Life in the Ville by Jimmy Del Ponte
(The opinions and views expressed in the commentaries of The Somerville Times belong solely to the authors of those commentaries and do not reflect the views or opinions of The Somerville Times, its staff or publishers)
Somerville has tons of baby-boomer musicians, as well as a new crop of talent serenading our Seven Hills! There was a garage or cellar band on just about every street in the ‘60s and ‘70s.
After the Beatles performed on The Ed Sullivan Show in 1964, all of a sudden almost every kid in America wanted to be a musician. There were a lot of us kids right here in Somerville who got severely bitten by the music bug. If you were lucky enough to get your parents to buy you a guitar, or a set of drums, you would also have to learn how to play. Some kids taught themselves by playing along with records, but the rest had to find a music teacher. You couldn’t just say to a guitar teacher, “Turn me into John Lennon!” You had to start from the beginning with Row Your Boat, Mary had a Little Lamb and Yankee Doodle. It was painful. It was great when we finally learned to play Gloria, House of The Rising Sun and Midnight Hour.
I took lessons from Mr. Charles Cuneo on Bow Street in Medford. I remember trying to read the sheet music as his pipe smoke billowed into a pungent cloud and made my eyes water. My dad used to jokingly complain that the Spanish song Malaguena, which I played in my recital, cost him thousands! Actually, each lesson was only about three bucks. At one time, Dad even took lessons with me, and we’d play together in the backyard. I took piano lessons from Lillian B. Le Couffe on Simpson Avenue. I used to hate going, so I’d bring two or three of my friends with me. She didn’t like that.
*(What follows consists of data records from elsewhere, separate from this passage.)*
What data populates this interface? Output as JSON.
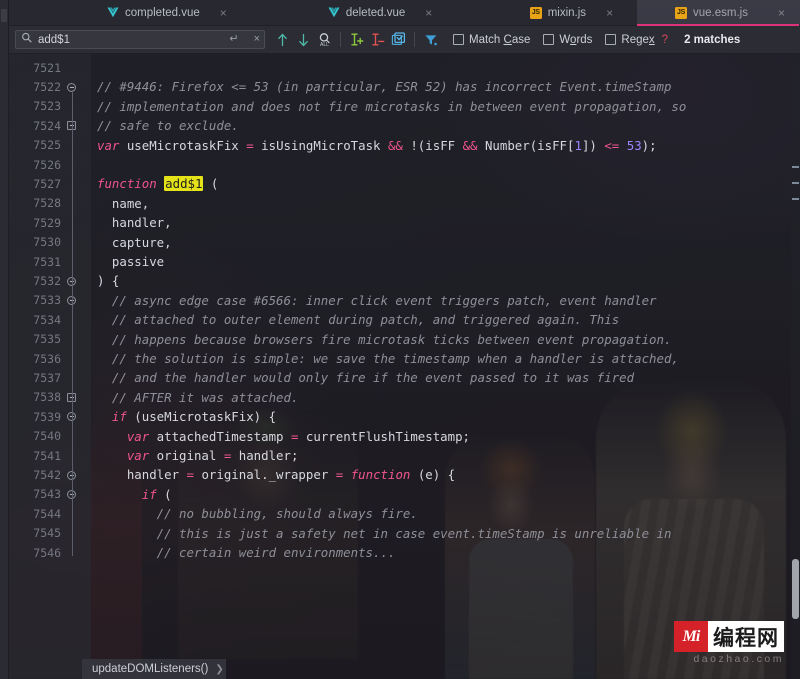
{
  "window": {
    "app": "JetBrains IDE editor",
    "accent_pink": "#e0317b",
    "highlight_yellow": "#e5e218"
  },
  "tabs": [
    {
      "label": "completed.vue",
      "icon": "vue-icon",
      "active": false,
      "close": "×"
    },
    {
      "label": "deleted.vue",
      "icon": "vue-icon",
      "active": false,
      "close": "×"
    },
    {
      "label": "mixin.js",
      "icon": "js-icon",
      "active": false,
      "close": "×"
    },
    {
      "label": "vue.esm.js",
      "icon": "js-icon",
      "active": true,
      "close": "×"
    }
  ],
  "find_toolbar": {
    "search_value": "add$1",
    "search_placeholder": "Search",
    "search_icon": "search-icon",
    "enter_icon": "↵",
    "clear_icon": "×",
    "buttons": [
      {
        "name": "find-previous-button",
        "icon": "arrow-up-icon"
      },
      {
        "name": "find-next-button",
        "icon": "arrow-down-icon"
      },
      {
        "name": "select-all-occurrences-button",
        "icon": "magnifier-all-icon"
      },
      {
        "name": "add-selection-next-occurrence-button",
        "icon": "add-cursor-icon"
      },
      {
        "name": "remove-occurrence-button",
        "icon": "remove-cursor-icon"
      },
      {
        "name": "select-all-button",
        "icon": "checkbox-select-all-icon"
      },
      {
        "name": "filter-button",
        "icon": "filter-funnel-icon"
      }
    ],
    "options": [
      {
        "label_pre": "Match ",
        "label_mnemonic": "C",
        "label_post": "ase",
        "checked": false
      },
      {
        "label_pre": "W",
        "label_mnemonic": "o",
        "label_post": "rds",
        "checked": false
      },
      {
        "label_pre": "Rege",
        "label_mnemonic": "x",
        "label_post": "",
        "checked": false
      }
    ],
    "help_icon": "?",
    "match_count": "2 matches"
  },
  "editor": {
    "first_line_number": 7521,
    "lines": [
      {
        "n": "7521",
        "fold": "",
        "tokens": []
      },
      {
        "n": "7522",
        "fold": "start",
        "tokens": [
          {
            "t": "cmt",
            "s": "// #9446: Firefox <= 53 (in particular, ESR 52) has incorrect Event.timeStamp"
          }
        ]
      },
      {
        "n": "7523",
        "fold": "",
        "tokens": [
          {
            "t": "cmt",
            "s": "// implementation and does not fire microtasks in between event propagation, so"
          }
        ]
      },
      {
        "n": "7524",
        "fold": "end",
        "tokens": [
          {
            "t": "cmt",
            "s": "// safe to exclude."
          }
        ]
      },
      {
        "n": "7525",
        "fold": "",
        "tokens": [
          {
            "t": "kw",
            "s": "var"
          },
          {
            "t": "pl",
            "s": " useMicrotaskFix "
          },
          {
            "t": "op",
            "s": "="
          },
          {
            "t": "pl",
            "s": " isUsingMicroTask "
          },
          {
            "t": "op",
            "s": "&&"
          },
          {
            "t": "pl",
            "s": " !(isFF "
          },
          {
            "t": "op",
            "s": "&&"
          },
          {
            "t": "pl",
            "s": " Number(isFF["
          },
          {
            "t": "num",
            "s": "1"
          },
          {
            "t": "pl",
            "s": "]) "
          },
          {
            "t": "op",
            "s": "<="
          },
          {
            "t": "pl",
            "s": " "
          },
          {
            "t": "num",
            "s": "53"
          },
          {
            "t": "pl",
            "s": ");"
          }
        ]
      },
      {
        "n": "7526",
        "fold": "",
        "tokens": []
      },
      {
        "n": "7527",
        "fold": "",
        "tokens": [
          {
            "t": "kw",
            "s": "function"
          },
          {
            "t": "pl",
            "s": " "
          },
          {
            "t": "hl",
            "s": "add$1"
          },
          {
            "t": "pl",
            "s": " ("
          }
        ]
      },
      {
        "n": "7528",
        "fold": "",
        "tokens": [
          {
            "t": "pl",
            "s": "  name,"
          }
        ]
      },
      {
        "n": "7529",
        "fold": "",
        "tokens": [
          {
            "t": "pl",
            "s": "  handler,"
          }
        ]
      },
      {
        "n": "7530",
        "fold": "",
        "tokens": [
          {
            "t": "pl",
            "s": "  capture,"
          }
        ]
      },
      {
        "n": "7531",
        "fold": "",
        "tokens": [
          {
            "t": "pl",
            "s": "  passive"
          }
        ]
      },
      {
        "n": "7532",
        "fold": "mid",
        "tokens": [
          {
            "t": "pl",
            "s": ") {"
          }
        ]
      },
      {
        "n": "7533",
        "fold": "start",
        "tokens": [
          {
            "t": "cmt",
            "s": "  // async edge case #6566: inner click event triggers patch, event handler"
          }
        ]
      },
      {
        "n": "7534",
        "fold": "",
        "tokens": [
          {
            "t": "cmt",
            "s": "  // attached to outer element during patch, and triggered again. This"
          }
        ]
      },
      {
        "n": "7535",
        "fold": "",
        "tokens": [
          {
            "t": "cmt",
            "s": "  // happens because browsers fire microtask ticks between event propagation."
          }
        ]
      },
      {
        "n": "7536",
        "fold": "",
        "tokens": [
          {
            "t": "cmt",
            "s": "  // the solution is simple: we save the timestamp when a handler is attached,"
          }
        ]
      },
      {
        "n": "7537",
        "fold": "",
        "tokens": [
          {
            "t": "cmt",
            "s": "  // and the handler would only fire if the event passed to it was fired"
          }
        ]
      },
      {
        "n": "7538",
        "fold": "end",
        "tokens": [
          {
            "t": "cmt",
            "s": "  // AFTER it was attached."
          }
        ]
      },
      {
        "n": "7539",
        "fold": "start",
        "tokens": [
          {
            "t": "kw",
            "s": "  if"
          },
          {
            "t": "pl",
            "s": " (useMicrotaskFix) {"
          }
        ]
      },
      {
        "n": "7540",
        "fold": "",
        "tokens": [
          {
            "t": "kw",
            "s": "    var"
          },
          {
            "t": "pl",
            "s": " attachedTimestamp "
          },
          {
            "t": "op",
            "s": "="
          },
          {
            "t": "pl",
            "s": " currentFlushTimestamp;"
          }
        ]
      },
      {
        "n": "7541",
        "fold": "",
        "tokens": [
          {
            "t": "kw",
            "s": "    var"
          },
          {
            "t": "pl",
            "s": " original "
          },
          {
            "t": "op",
            "s": "="
          },
          {
            "t": "pl",
            "s": " handler;"
          }
        ]
      },
      {
        "n": "7542",
        "fold": "start",
        "tokens": [
          {
            "t": "pl",
            "s": "    handler "
          },
          {
            "t": "op",
            "s": "="
          },
          {
            "t": "pl",
            "s": " original._wrapper "
          },
          {
            "t": "op",
            "s": "="
          },
          {
            "t": "pl",
            "s": " "
          },
          {
            "t": "kw",
            "s": "function"
          },
          {
            "t": "pl",
            "s": " (e) {"
          }
        ]
      },
      {
        "n": "7543",
        "fold": "start",
        "tokens": [
          {
            "t": "kw",
            "s": "      if"
          },
          {
            "t": "pl",
            "s": " ("
          }
        ]
      },
      {
        "n": "7544",
        "fold": "",
        "tokens": [
          {
            "t": "cmt",
            "s": "        // no bubbling, should always fire."
          }
        ]
      },
      {
        "n": "7545",
        "fold": "",
        "tokens": [
          {
            "t": "cmt",
            "s": "        // this is just a safety net in case event.timeStamp is unreliable in"
          }
        ]
      },
      {
        "n": "7546",
        "fold": "",
        "tokens": [
          {
            "t": "cmt",
            "s": "        // certain weird environments..."
          }
        ]
      }
    ]
  },
  "breadcrumb": {
    "item": "updateDOMListeners()",
    "chevron": "❯"
  },
  "watermark": {
    "logo_text": "Mi",
    "cn_text": "编程网",
    "domain": "daozhao.com"
  }
}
There were lots of music teachers in Somerville. Henri Butler had a music store and studio in Davis Square. Lots of local kids learned from him. My friend Dennis took clarinet lessons from Mr. Pacifico. He lived at the intersection of Powder House Boulevard and Packard Avenue. I remember a gentleman named Mr. Leto who lots of students learned from. Mr. Kramer gave trumpet lessons at the Foster/Winter Hill School back in the day. He was a great guy. Speaking of schools, Somerville High had the best crop of music teachers you could ask for when I attended. Headed by Constantine Limberakis, Mary Carafotes and Andy Smith, the music department gave the children of Somerville a wealth of musical knowledge. Andy and Mary were the reasons I graduated from high school, since all the music courses gave me the credits I needed. Any music student that was lucky enough to have Andy and Mary were truly blessed. You may also have taken lessons at Pampalone Music on Salem Street in Medford before they mysteriously packed up, closed shop and vanished into thin air.
My friend John recalls: “My instructor for violin was Guido Antonelli. I was in fourth grade and he showed up at the Proctor School once a week for one hour. I was the only student in the school who took any kind of string instrument at the time, so I pretty much had one-to-one instruction from him. He was a nice guy who played for the BSO and the Pops as well.”
Louise Scott, who studied at The New England Conservatory of Music, taught voice lessons from her home on Pearson Avenue. Louise has many, many students who have gone on to do wonderful things musically. My family actually lived downstairs from Louise for five years back in the late ‘50s.
The YMCA also offered guitar lessons way back when. Some of the music teachers (in the school system and apart from) that molded the student musicians of Somerville were Joe LaPordo, Mrs. Calese, Guido Antonelli, Mrs. White, Mr. Kerouac, Mr. Bizzier (sp?), David Testa, the Martellis, Miss Hughes, Mr. Calari, Mrs. Manganello and the gang at Tufts Music Studio. At St. Clement’s we had the musical nun teachers Sister Mary Magdalene and then Sister Zaverine (alias “Zabo”). They taught piano, singing and a mean flutophone. My family’s first piano came from the convent of St Clement’s. They said, ”You move it, you got it.” That piano changed my life. My two sons are also dedicated musicians.
Jimi Hendrix, Eric Clapton, Jeff Beck, Alvin Lee and Jimmy Page taught a lot of aspiring guitarists just by them listening to their albums over and over. Today, Somerville has an inspiring staff of dedicated music teachers headed up by the music superintendent for the city, Rick Saunders. You can always catch a concert in person or on cable TV and see (and hear) just how talented the young musicians of Somerville are. This year’s presentation of the musical Annie really showcased the quality of our Somerville students’ musical ability. Some of the awesome music teachers in the city are Rosemary Sears, Marcus Santos, Charlie McLaren, Jacob Gabriszeski, Andrew Blickenderfer, Ruth Daigle (retired), Beverley Mosby and Richard Romanoff, just to name a few. Many Someville musicans have gone on to make lucrative livings in the music industry. The teachers and students of Somerville are carrying on a grand tradition of music enrichment that proudly resonates from Prospect Hill to Powder House Park and all points in between.